TRY IT:
Search the records for the word "logo" and copy every line in which it occurs.

BEGIN PROVIDED RECORDS

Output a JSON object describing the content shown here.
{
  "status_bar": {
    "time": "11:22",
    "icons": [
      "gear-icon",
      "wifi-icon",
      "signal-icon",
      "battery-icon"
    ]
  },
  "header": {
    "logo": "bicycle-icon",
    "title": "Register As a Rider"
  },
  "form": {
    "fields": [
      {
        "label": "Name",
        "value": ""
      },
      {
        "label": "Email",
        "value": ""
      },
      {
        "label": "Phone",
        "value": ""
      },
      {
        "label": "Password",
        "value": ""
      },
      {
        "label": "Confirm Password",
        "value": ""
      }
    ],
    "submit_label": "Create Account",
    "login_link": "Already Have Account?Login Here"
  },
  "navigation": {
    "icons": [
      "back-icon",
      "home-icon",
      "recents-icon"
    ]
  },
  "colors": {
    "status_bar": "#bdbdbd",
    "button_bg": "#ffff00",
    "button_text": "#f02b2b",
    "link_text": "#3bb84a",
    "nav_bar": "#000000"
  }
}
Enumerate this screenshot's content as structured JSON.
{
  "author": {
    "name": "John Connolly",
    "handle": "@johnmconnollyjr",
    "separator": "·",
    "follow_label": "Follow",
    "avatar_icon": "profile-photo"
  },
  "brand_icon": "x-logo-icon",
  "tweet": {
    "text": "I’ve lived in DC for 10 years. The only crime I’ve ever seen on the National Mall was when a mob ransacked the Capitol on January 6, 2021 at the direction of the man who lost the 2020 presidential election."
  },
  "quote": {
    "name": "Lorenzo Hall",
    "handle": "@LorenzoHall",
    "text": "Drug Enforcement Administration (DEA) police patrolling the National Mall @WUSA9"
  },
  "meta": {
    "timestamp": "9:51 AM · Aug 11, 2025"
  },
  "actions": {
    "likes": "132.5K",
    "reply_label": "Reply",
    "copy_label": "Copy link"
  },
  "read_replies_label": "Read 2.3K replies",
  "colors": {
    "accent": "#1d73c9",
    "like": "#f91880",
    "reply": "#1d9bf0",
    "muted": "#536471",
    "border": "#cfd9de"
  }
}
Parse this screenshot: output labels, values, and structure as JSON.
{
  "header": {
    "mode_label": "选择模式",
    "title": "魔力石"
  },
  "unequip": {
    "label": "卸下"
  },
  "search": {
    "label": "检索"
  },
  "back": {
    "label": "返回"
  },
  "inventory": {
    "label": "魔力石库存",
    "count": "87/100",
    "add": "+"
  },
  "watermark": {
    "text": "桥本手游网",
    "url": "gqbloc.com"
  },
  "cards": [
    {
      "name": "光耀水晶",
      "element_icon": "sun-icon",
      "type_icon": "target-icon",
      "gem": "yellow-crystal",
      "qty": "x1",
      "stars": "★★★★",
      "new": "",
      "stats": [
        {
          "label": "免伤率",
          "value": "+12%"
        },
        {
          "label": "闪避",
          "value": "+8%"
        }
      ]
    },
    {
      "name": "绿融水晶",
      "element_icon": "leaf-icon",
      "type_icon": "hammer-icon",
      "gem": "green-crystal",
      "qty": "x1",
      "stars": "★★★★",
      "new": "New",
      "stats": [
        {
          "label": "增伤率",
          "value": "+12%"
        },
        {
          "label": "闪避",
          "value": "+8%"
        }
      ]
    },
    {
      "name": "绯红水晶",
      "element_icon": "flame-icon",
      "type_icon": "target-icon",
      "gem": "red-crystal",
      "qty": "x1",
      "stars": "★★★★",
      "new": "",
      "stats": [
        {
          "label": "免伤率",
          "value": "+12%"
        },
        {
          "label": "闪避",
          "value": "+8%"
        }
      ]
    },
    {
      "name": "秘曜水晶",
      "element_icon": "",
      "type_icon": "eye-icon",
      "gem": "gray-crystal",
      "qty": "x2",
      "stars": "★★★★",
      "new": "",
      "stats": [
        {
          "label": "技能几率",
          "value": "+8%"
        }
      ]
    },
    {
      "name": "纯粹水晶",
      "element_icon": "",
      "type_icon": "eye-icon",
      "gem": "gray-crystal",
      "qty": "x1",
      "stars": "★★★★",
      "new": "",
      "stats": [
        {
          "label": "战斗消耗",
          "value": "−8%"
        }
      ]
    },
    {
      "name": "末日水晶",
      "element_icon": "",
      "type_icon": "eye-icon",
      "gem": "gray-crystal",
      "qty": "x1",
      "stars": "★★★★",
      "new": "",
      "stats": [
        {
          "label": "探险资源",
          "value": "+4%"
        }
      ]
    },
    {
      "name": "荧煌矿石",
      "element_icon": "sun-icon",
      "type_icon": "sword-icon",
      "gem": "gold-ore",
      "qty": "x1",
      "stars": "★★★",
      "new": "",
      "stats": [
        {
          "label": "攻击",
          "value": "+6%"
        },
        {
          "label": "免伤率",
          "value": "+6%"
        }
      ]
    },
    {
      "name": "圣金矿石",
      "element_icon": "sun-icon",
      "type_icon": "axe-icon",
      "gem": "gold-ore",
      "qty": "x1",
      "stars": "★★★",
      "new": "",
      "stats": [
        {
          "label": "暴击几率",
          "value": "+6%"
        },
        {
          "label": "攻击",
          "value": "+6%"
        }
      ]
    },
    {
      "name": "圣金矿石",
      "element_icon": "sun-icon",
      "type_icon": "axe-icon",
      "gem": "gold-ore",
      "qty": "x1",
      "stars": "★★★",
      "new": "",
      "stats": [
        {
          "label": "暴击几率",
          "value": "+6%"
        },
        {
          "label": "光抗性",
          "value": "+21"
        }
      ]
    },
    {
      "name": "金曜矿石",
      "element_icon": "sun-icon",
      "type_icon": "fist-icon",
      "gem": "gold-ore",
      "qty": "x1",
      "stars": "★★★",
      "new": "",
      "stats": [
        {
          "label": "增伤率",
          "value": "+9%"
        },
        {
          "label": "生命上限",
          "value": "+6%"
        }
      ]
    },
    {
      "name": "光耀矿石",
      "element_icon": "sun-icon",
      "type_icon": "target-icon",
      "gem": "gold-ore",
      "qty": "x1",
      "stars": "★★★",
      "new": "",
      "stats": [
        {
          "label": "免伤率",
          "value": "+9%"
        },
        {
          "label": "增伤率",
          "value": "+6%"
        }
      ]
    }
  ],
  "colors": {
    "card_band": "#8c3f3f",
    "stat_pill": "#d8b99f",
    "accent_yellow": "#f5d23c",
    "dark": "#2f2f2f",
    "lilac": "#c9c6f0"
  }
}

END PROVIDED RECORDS

EXERCISE RESPONSE:
    "logo": "bicycle-icon",
  "brand_icon": "x-logo-icon",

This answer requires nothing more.